There's really so much metaphorical potential in the act of washing clothes. I love what you've done with it here. Once again, I have no changes to propose.

Eryl Shields said...

Rachel ~ you're right, I have only a vague notion, based on a vague feeling, about what I'm trying to do with this. Not just with this actually! And that's why I'm posting all this stuff: the questions people ask really help me focus.

I take great consolation from the knowledge that Ezra Pound severely edited Eliot's The Wasteland!

Pat ~ I know, I know, but time is running out and if I don't feel I've done all I can I'll never forgive myself. I could have taken the semester off but that would mean not graduating for another year and I can't have this taunting me any longer. It should have been done by last September, then December: circumstances seem to be desperate to throw me off the path. Anyway, healthwise I'm fine now and if I wasn't sitting poring over my work I'd be doing something else.

An epilogue is a great idea for your book, so much wonderfulness has happened since.

savannah said...

no criticism here because like pat, i'l leave that to them that knows. for me, i am just enthralled by the process of creation, sugar! thank you! xoxoxo

The Weaver of Grass said...

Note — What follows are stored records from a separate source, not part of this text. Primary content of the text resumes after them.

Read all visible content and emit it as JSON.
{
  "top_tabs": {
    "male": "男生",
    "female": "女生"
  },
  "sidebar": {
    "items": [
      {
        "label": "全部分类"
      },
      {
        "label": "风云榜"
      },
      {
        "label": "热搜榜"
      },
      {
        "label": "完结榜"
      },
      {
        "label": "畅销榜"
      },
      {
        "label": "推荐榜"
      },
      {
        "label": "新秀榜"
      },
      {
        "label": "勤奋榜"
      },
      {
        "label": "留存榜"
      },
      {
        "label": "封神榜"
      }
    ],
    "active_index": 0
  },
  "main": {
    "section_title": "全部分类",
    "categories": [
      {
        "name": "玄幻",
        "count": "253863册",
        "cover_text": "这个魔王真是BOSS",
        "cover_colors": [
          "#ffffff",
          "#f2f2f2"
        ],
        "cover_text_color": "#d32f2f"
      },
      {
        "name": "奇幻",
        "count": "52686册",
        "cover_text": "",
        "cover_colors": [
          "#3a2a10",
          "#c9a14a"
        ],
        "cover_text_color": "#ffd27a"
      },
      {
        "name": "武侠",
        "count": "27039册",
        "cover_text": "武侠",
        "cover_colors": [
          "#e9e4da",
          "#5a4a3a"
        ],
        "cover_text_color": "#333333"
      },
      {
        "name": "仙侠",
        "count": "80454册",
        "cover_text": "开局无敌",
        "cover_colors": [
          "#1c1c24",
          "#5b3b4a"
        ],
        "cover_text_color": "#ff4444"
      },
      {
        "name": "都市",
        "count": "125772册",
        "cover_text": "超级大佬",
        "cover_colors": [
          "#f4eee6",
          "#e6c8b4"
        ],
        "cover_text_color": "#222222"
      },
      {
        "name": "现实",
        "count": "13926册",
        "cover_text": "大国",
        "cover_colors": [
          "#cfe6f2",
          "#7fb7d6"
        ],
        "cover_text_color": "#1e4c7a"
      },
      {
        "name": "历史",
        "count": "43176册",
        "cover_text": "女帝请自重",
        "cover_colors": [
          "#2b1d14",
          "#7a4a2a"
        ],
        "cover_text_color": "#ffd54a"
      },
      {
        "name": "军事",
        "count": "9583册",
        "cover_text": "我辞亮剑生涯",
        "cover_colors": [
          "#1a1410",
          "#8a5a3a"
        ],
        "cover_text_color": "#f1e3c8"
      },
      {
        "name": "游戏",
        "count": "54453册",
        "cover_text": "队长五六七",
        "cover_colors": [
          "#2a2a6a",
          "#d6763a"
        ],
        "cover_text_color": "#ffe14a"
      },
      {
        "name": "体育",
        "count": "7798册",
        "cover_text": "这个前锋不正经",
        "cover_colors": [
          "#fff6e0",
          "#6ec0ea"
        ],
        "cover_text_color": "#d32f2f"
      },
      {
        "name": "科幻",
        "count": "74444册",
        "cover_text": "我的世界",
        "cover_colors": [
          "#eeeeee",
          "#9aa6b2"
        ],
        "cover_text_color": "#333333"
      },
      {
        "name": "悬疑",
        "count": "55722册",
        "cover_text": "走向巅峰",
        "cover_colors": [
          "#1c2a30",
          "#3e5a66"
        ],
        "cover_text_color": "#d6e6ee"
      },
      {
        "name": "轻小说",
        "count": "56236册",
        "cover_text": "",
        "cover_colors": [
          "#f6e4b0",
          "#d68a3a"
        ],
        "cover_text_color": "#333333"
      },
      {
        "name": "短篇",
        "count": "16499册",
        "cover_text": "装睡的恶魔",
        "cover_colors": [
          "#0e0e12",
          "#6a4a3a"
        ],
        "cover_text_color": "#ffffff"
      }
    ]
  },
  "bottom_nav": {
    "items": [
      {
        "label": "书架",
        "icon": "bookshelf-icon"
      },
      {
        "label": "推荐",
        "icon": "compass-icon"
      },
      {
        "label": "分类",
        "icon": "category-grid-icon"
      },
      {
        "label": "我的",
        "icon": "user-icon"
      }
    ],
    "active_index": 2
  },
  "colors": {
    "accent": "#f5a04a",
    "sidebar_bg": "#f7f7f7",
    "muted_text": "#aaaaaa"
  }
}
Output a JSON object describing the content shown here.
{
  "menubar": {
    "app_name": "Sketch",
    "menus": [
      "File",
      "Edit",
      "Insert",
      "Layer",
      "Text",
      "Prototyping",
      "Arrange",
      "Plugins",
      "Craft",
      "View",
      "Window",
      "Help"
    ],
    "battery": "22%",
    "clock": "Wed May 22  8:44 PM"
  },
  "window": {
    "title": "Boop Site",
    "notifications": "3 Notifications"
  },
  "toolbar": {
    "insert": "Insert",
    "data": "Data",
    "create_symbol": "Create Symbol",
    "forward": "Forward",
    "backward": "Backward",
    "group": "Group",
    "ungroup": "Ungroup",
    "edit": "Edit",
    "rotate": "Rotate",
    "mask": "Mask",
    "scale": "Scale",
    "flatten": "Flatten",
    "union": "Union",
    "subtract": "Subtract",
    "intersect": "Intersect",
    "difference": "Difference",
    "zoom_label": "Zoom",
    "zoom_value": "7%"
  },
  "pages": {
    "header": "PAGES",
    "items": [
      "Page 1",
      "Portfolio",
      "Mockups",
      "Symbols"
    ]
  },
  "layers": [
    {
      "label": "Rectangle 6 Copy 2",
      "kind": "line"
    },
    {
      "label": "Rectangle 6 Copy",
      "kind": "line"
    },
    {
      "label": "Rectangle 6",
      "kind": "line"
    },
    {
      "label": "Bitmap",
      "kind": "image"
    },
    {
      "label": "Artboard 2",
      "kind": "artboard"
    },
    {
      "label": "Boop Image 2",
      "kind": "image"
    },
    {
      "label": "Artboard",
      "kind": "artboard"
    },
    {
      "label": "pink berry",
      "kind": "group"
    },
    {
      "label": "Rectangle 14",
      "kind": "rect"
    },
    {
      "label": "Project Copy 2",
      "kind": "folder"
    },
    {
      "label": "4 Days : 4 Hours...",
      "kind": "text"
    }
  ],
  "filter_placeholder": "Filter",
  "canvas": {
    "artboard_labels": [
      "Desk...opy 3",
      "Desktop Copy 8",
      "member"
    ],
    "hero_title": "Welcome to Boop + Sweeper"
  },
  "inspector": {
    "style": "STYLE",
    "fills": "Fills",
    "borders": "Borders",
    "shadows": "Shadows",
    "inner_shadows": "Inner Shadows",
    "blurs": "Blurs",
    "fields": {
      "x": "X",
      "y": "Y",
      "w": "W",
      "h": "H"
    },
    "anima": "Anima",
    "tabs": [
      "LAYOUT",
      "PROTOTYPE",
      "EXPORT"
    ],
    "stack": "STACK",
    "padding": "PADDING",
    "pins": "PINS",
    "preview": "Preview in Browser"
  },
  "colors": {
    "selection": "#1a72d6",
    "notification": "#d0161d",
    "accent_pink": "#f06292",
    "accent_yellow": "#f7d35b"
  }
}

I like the spontaneity of this Eryl - it sounds as though your clothes line broken and you came straight into the house and wrote the poem to get rid of your frustration. As a similar thing happened to me a fortnight ago I share the sentiments. I do think that sometimes we can rework poetry too much, so that it loses that first spontaneous outburst.
Interestingly, the word verification is dryon!

Eryl Shields said...

Polli ~ the tone being one of frustration?

Tomorrow's poem is also about washing clothes, sort of. Most of my poems are about the domestic grind. This weekend is the 40th anniversary of the women's movement in this country: now we go out to work and do all the bloody housework!

Savannah ~ you're welcome! XXX

Weaver ~ I agree that poetry can lose its raw energy when worked on, but from what I understand of the really great poets they came out the other side of that, to truly create, by working and working and working on each poem. So I guess how much polishing you do depends what you want to end up with. That, and the type of person you are: I just cannot leave well enough alone as my mother was fond of telling me.

Khanh Ha said...

I'm not sure if the brain has two compartments, one for prose, the other for poetry. I'm sure that poetry demands a much more condensed writing (I'm thinking of telegrams!), packed with more visuals and imageries than in prose. However, if the brain does have two compartments, then one is for writers and the other editors. The former relies on his creativity and the latter on his analysis. Rarely do I see a writer who is also a good editor. And it's true the other way around. And that's why we have writers and editors. Ha!

Pat said...

Oh all right then but watch it!

Eryl Shields said...

Khanh Ha ~ exactly, I need an editor, badly!

Pat ~ OK mum!

Elisabeth said...

Yes, I'm not sure about two different sides for prose versus poetry, maybe a different sensibility or mind set.

I see you have no trouble with poetry though Eryl. This one works well for me, but I'm a prose writer not a poet. Though I'm sure I could one day adapt if i put my mind to it. Though maybe like everything it takes lots of practice.

Eryl Shields said...

Elisabeth ~ I suspect that because they are such different ways of using language that it feels they use different areas of the brain. Writing poetry feels a bit like trying to work out quadratic equations.

Practice is the key, I'm sure.

Titus said...

Eryl: your posting-frenzy is leaving me gasping for breath and playing catch-up all the time.
Loved - seriously - this, and only suggestion is that there should be a hyphen in rot-proof.

I love clothes washing as image. As you know.

Eat more.